═══ Materials provided ═══

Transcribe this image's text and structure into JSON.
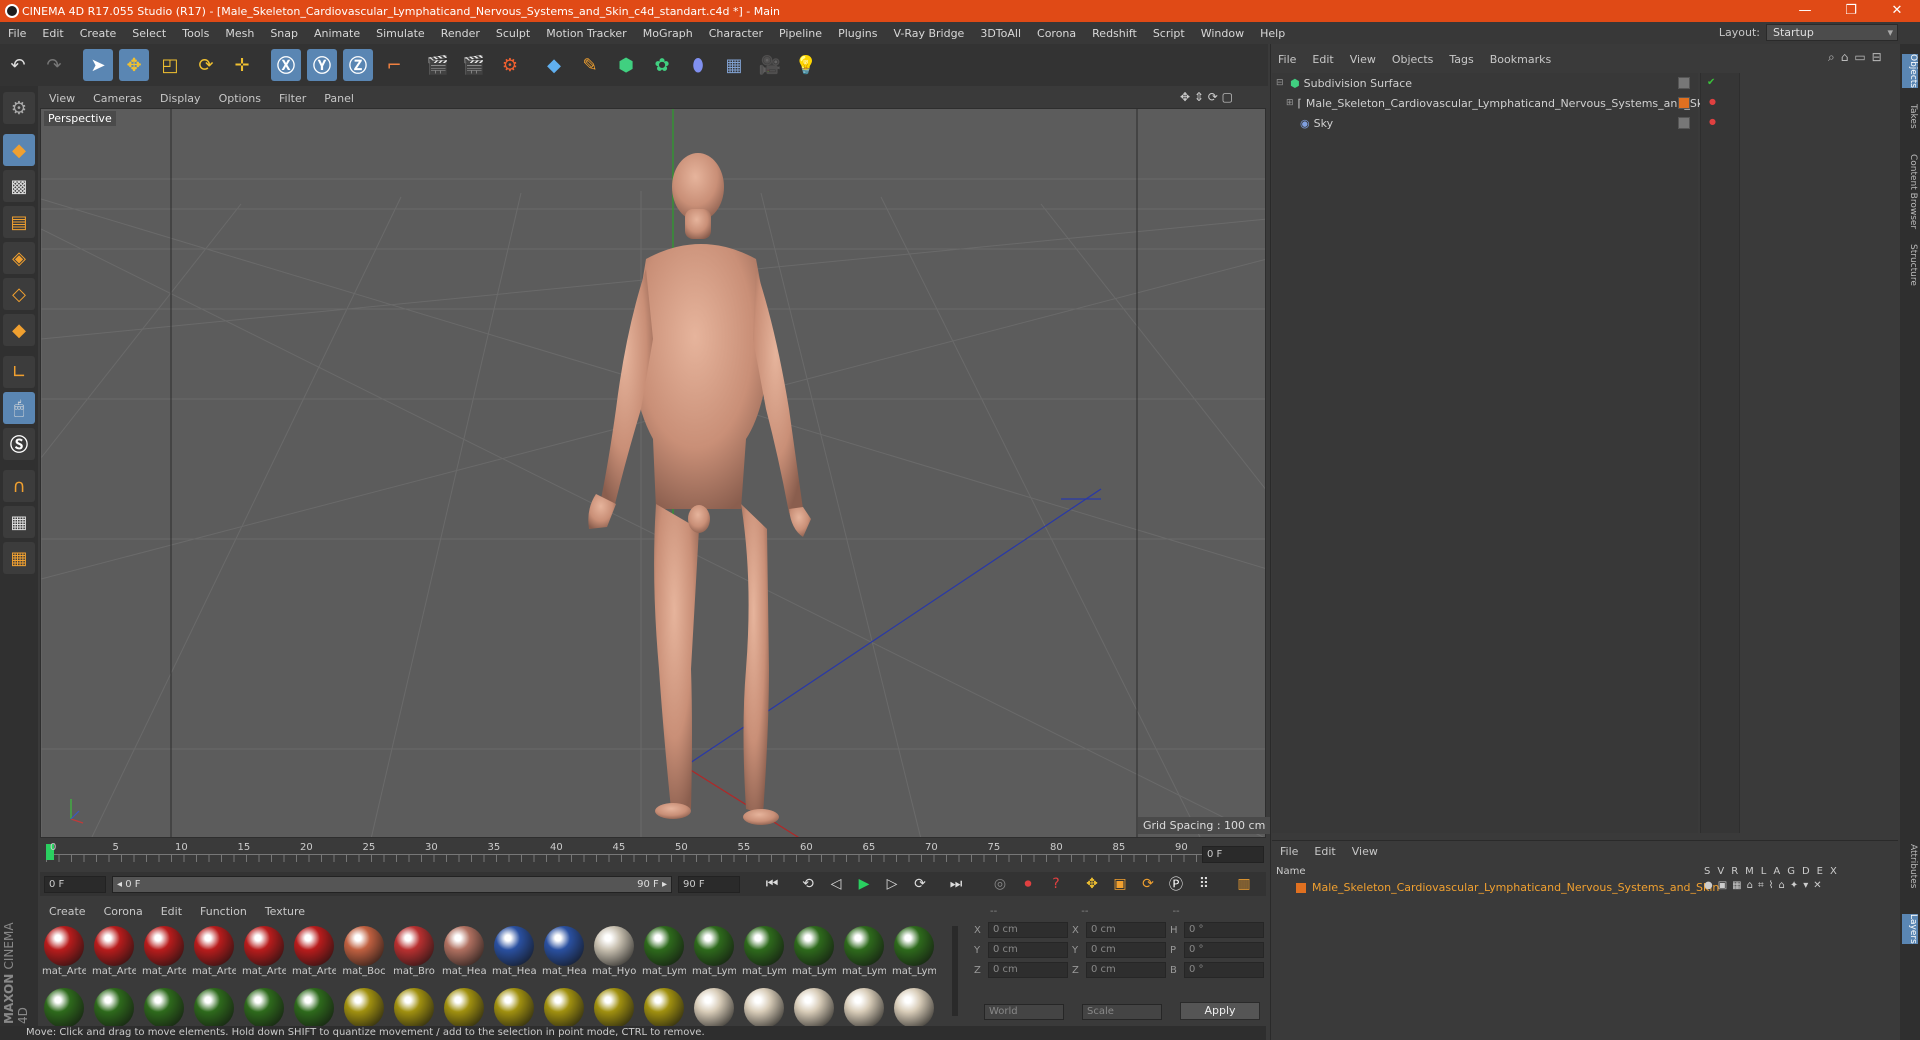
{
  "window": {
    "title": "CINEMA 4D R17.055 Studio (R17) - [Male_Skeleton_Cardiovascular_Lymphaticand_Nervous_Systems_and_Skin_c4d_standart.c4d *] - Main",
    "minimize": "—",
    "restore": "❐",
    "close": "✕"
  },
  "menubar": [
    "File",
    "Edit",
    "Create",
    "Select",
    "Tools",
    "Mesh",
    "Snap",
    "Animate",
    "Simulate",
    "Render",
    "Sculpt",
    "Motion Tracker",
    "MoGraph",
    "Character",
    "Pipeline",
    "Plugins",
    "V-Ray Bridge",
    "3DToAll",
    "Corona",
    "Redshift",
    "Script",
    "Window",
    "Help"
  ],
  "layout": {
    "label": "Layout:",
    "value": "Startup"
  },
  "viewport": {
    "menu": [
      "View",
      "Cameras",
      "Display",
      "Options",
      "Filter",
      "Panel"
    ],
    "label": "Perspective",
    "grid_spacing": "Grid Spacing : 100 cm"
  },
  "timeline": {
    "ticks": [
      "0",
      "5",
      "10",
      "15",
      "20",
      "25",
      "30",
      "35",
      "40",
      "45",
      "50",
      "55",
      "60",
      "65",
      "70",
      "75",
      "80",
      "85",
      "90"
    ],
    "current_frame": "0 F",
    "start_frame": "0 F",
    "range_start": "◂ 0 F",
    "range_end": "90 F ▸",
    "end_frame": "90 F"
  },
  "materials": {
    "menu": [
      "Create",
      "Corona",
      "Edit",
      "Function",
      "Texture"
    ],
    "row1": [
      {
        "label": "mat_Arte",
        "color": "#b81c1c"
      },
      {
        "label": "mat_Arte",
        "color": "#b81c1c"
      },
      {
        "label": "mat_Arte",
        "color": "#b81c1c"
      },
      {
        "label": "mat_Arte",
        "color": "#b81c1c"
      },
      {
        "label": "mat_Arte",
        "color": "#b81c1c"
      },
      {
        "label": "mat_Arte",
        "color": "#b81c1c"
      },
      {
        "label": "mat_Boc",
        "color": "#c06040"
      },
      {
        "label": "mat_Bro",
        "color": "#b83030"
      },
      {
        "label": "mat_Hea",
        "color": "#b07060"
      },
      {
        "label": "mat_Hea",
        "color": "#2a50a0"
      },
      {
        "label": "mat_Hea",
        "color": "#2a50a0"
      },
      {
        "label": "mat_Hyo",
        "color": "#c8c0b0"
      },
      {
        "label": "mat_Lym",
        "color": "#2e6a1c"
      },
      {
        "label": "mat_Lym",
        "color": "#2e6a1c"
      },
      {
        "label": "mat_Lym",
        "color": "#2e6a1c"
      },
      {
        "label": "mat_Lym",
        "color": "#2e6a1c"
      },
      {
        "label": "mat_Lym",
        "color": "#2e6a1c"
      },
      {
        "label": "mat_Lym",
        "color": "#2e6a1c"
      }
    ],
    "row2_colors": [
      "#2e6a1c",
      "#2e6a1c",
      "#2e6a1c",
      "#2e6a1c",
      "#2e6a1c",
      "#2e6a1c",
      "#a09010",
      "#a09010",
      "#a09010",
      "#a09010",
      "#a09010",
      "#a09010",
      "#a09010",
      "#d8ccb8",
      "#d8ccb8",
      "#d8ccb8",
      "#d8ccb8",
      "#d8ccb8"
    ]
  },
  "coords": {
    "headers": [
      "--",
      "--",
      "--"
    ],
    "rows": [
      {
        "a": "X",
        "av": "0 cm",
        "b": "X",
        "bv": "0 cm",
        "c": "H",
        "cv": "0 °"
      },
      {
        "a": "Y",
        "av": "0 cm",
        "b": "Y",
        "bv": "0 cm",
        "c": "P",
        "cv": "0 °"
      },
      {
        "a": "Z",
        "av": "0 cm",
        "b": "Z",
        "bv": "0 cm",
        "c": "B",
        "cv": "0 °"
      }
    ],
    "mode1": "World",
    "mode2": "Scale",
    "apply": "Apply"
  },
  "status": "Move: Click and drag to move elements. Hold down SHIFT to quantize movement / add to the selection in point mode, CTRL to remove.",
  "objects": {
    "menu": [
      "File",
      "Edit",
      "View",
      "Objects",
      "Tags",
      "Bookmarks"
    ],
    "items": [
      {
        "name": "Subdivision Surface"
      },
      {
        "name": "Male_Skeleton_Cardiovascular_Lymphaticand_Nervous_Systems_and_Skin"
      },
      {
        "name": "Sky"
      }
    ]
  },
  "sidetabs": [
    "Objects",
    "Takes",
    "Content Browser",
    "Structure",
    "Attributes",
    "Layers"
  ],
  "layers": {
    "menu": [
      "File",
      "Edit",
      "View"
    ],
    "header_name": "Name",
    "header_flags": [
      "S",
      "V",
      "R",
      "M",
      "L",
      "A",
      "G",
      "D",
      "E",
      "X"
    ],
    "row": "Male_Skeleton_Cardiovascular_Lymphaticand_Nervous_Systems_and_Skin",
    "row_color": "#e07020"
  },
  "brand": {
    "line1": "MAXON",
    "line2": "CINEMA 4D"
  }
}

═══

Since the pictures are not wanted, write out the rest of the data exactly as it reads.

## Answer
Transcribe this image's text and structure into JSON.
{
  "window": {
    "title": "CINEMA 4D R17.055 Studio (R17) - [Male_Skeleton_Cardiovascular_Lymphaticand_Nervous_Systems_and_Skin_c4d_standart.c4d *] - Main",
    "minimize": "—",
    "restore": "❐",
    "close": "✕"
  },
  "menubar": [
    "File",
    "Edit",
    "Create",
    "Select",
    "Tools",
    "Mesh",
    "Snap",
    "Animate",
    "Simulate",
    "Render",
    "Sculpt",
    "Motion Tracker",
    "MoGraph",
    "Character",
    "Pipeline",
    "Plugins",
    "V-Ray Bridge",
    "3DToAll",
    "Corona",
    "Redshift",
    "Script",
    "Window",
    "Help"
  ],
  "layout": {
    "label": "Layout:",
    "value": "Startup"
  },
  "viewport": {
    "menu": [
      "View",
      "Cameras",
      "Display",
      "Options",
      "Filter",
      "Panel"
    ],
    "label": "Perspective",
    "grid_spacing": "Grid Spacing : 100 cm"
  },
  "timeline": {
    "ticks": [
      "0",
      "5",
      "10",
      "15",
      "20",
      "25",
      "30",
      "35",
      "40",
      "45",
      "50",
      "55",
      "60",
      "65",
      "70",
      "75",
      "80",
      "85",
      "90"
    ],
    "current_frame": "0 F",
    "start_frame": "0 F",
    "range_start": "◂ 0 F",
    "range_end": "90 F ▸",
    "end_frame": "90 F"
  },
  "materials": {
    "menu": [
      "Create",
      "Corona",
      "Edit",
      "Function",
      "Texture"
    ],
    "row1": [
      {
        "label": "mat_Arte",
        "color": "#b81c1c"
      },
      {
        "label": "mat_Arte",
        "color": "#b81c1c"
      },
      {
        "label": "mat_Arte",
        "color": "#b81c1c"
      },
      {
        "label": "mat_Arte",
        "color": "#b81c1c"
      },
      {
        "label": "mat_Arte",
        "color": "#b81c1c"
      },
      {
        "label": "mat_Arte",
        "color": "#b81c1c"
      },
      {
        "label": "mat_Boc",
        "color": "#c06040"
      },
      {
        "label": "mat_Bro",
        "color": "#b83030"
      },
      {
        "label": "mat_Hea",
        "color": "#b07060"
      },
      {
        "label": "mat_Hea",
        "color": "#2a50a0"
      },
      {
        "label": "mat_Hea",
        "color": "#2a50a0"
      },
      {
        "label": "mat_Hyo",
        "color": "#c8c0b0"
      },
      {
        "label": "mat_Lym",
        "color": "#2e6a1c"
      },
      {
        "label": "mat_Lym",
        "color": "#2e6a1c"
      },
      {
        "label": "mat_Lym",
        "color": "#2e6a1c"
      },
      {
        "label": "mat_Lym",
        "color": "#2e6a1c"
      },
      {
        "label": "mat_Lym",
        "color": "#2e6a1c"
      },
      {
        "label": "mat_Lym",
        "color": "#2e6a1c"
      }
    ],
    "row2_colors": [
      "#2e6a1c",
      "#2e6a1c",
      "#2e6a1c",
      "#2e6a1c",
      "#2e6a1c",
      "#2e6a1c",
      "#a09010",
      "#a09010",
      "#a09010",
      "#a09010",
      "#a09010",
      "#a09010",
      "#a09010",
      "#d8ccb8",
      "#d8ccb8",
      "#d8ccb8",
      "#d8ccb8",
      "#d8ccb8"
    ]
  },
  "coords": {
    "headers": [
      "--",
      "--",
      "--"
    ],
    "rows": [
      {
        "a": "X",
        "av": "0 cm",
        "b": "X",
        "bv": "0 cm",
        "c": "H",
        "cv": "0 °"
      },
      {
        "a": "Y",
        "av": "0 cm",
        "b": "Y",
        "bv": "0 cm",
        "c": "P",
        "cv": "0 °"
      },
      {
        "a": "Z",
        "av": "0 cm",
        "b": "Z",
        "bv": "0 cm",
        "c": "B",
        "cv": "0 °"
      }
    ],
    "mode1": "World",
    "mode2": "Scale",
    "apply": "Apply"
  },
  "status": "Move: Click and drag to move elements. Hold down SHIFT to quantize movement / add to the selection in point mode, CTRL to remove.",
  "objects": {
    "menu": [
      "File",
      "Edit",
      "View",
      "Objects",
      "Tags",
      "Bookmarks"
    ],
    "items": [
      {
        "name": "Subdivision Surface"
      },
      {
        "name": "Male_Skeleton_Cardiovascular_Lymphaticand_Nervous_Systems_and_Skin"
      },
      {
        "name": "Sky"
      }
    ]
  },
  "sidetabs": [
    "Objects",
    "Takes",
    "Content Browser",
    "Structure",
    "Attributes",
    "Layers"
  ],
  "layers": {
    "menu": [
      "File",
      "Edit",
      "View"
    ],
    "header_name": "Name",
    "header_flags": [
      "S",
      "V",
      "R",
      "M",
      "L",
      "A",
      "G",
      "D",
      "E",
      "X"
    ],
    "row": "Male_Skeleton_Cardiovascular_Lymphaticand_Nervous_Systems_and_Skin",
    "row_color": "#e07020"
  },
  "brand": {
    "line1": "MAXON",
    "line2": "CINEMA 4D"
  }
}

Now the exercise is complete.